#### Data
□ □ □ □ □

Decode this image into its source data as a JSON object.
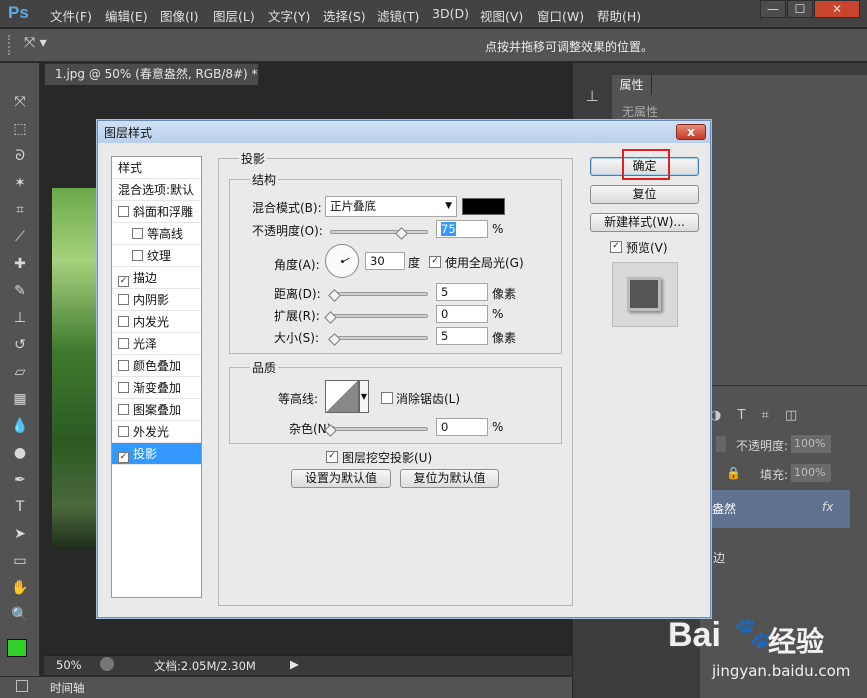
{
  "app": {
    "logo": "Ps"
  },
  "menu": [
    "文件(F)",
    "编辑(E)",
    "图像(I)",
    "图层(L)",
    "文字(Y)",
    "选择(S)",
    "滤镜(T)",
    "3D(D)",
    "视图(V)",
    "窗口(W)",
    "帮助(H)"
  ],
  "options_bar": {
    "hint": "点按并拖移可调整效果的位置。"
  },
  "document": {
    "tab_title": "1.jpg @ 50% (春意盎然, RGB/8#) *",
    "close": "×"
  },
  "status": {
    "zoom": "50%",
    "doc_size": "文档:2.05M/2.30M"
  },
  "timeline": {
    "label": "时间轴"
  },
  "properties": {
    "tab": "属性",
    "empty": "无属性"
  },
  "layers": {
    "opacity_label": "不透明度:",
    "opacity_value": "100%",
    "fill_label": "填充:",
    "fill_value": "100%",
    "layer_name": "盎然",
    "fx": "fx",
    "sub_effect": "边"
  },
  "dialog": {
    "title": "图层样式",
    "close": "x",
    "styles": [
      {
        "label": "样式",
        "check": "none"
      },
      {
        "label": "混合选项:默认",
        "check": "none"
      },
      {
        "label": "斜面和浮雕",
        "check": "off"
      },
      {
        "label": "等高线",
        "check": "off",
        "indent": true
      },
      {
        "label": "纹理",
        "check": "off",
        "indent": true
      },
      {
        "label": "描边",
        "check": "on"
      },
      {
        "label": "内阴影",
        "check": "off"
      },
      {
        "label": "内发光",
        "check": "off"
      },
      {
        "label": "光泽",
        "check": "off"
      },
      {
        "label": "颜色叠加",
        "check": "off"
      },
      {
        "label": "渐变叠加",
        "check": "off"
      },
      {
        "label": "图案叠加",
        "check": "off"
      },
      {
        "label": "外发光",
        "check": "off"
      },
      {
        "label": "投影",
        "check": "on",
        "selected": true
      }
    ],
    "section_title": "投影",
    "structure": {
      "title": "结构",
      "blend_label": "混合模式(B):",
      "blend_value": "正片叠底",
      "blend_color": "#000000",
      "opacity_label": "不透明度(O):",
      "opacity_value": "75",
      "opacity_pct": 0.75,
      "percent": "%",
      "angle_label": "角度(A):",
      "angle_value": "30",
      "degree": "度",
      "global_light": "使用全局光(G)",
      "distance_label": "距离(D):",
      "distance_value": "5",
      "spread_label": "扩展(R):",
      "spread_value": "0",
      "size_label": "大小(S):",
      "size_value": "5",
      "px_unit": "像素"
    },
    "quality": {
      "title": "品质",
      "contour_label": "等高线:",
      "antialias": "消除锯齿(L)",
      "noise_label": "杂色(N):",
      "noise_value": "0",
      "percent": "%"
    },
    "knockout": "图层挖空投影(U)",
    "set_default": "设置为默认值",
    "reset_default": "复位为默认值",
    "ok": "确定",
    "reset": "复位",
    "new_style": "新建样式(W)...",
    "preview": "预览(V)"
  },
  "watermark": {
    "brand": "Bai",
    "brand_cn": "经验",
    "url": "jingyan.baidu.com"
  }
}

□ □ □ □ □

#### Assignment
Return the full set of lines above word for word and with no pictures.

#### Output of the task
Decode this image into its source data as a JSON object.
{
  "app": {
    "logo": "Ps"
  },
  "menu": [
    "文件(F)",
    "编辑(E)",
    "图像(I)",
    "图层(L)",
    "文字(Y)",
    "选择(S)",
    "滤镜(T)",
    "3D(D)",
    "视图(V)",
    "窗口(W)",
    "帮助(H)"
  ],
  "options_bar": {
    "hint": "点按并拖移可调整效果的位置。"
  },
  "document": {
    "tab_title": "1.jpg @ 50% (春意盎然, RGB/8#) *",
    "close": "×"
  },
  "status": {
    "zoom": "50%",
    "doc_size": "文档:2.05M/2.30M"
  },
  "timeline": {
    "label": "时间轴"
  },
  "properties": {
    "tab": "属性",
    "empty": "无属性"
  },
  "layers": {
    "opacity_label": "不透明度:",
    "opacity_value": "100%",
    "fill_label": "填充:",
    "fill_value": "100%",
    "layer_name": "盎然",
    "fx": "fx",
    "sub_effect": "边"
  },
  "dialog": {
    "title": "图层样式",
    "close": "x",
    "styles": [
      {
        "label": "样式",
        "check": "none"
      },
      {
        "label": "混合选项:默认",
        "check": "none"
      },
      {
        "label": "斜面和浮雕",
        "check": "off"
      },
      {
        "label": "等高线",
        "check": "off",
        "indent": true
      },
      {
        "label": "纹理",
        "check": "off",
        "indent": true
      },
      {
        "label": "描边",
        "check": "on"
      },
      {
        "label": "内阴影",
        "check": "off"
      },
      {
        "label": "内发光",
        "check": "off"
      },
      {
        "label": "光泽",
        "check": "off"
      },
      {
        "label": "颜色叠加",
        "check": "off"
      },
      {
        "label": "渐变叠加",
        "check": "off"
      },
      {
        "label": "图案叠加",
        "check": "off"
      },
      {
        "label": "外发光",
        "check": "off"
      },
      {
        "label": "投影",
        "check": "on",
        "selected": true
      }
    ],
    "section_title": "投影",
    "structure": {
      "title": "结构",
      "blend_label": "混合模式(B):",
      "blend_value": "正片叠底",
      "blend_color": "#000000",
      "opacity_label": "不透明度(O):",
      "opacity_value": "75",
      "opacity_pct": 0.75,
      "percent": "%",
      "angle_label": "角度(A):",
      "angle_value": "30",
      "degree": "度",
      "global_light": "使用全局光(G)",
      "distance_label": "距离(D):",
      "distance_value": "5",
      "spread_label": "扩展(R):",
      "spread_value": "0",
      "size_label": "大小(S):",
      "size_value": "5",
      "px_unit": "像素"
    },
    "quality": {
      "title": "品质",
      "contour_label": "等高线:",
      "antialias": "消除锯齿(L)",
      "noise_label": "杂色(N):",
      "noise_value": "0",
      "percent": "%"
    },
    "knockout": "图层挖空投影(U)",
    "set_default": "设置为默认值",
    "reset_default": "复位为默认值",
    "ok": "确定",
    "reset": "复位",
    "new_style": "新建样式(W)...",
    "preview": "预览(V)"
  },
  "watermark": {
    "brand": "Bai",
    "brand_cn": "经验",
    "url": "jingyan.baidu.com"
  }
}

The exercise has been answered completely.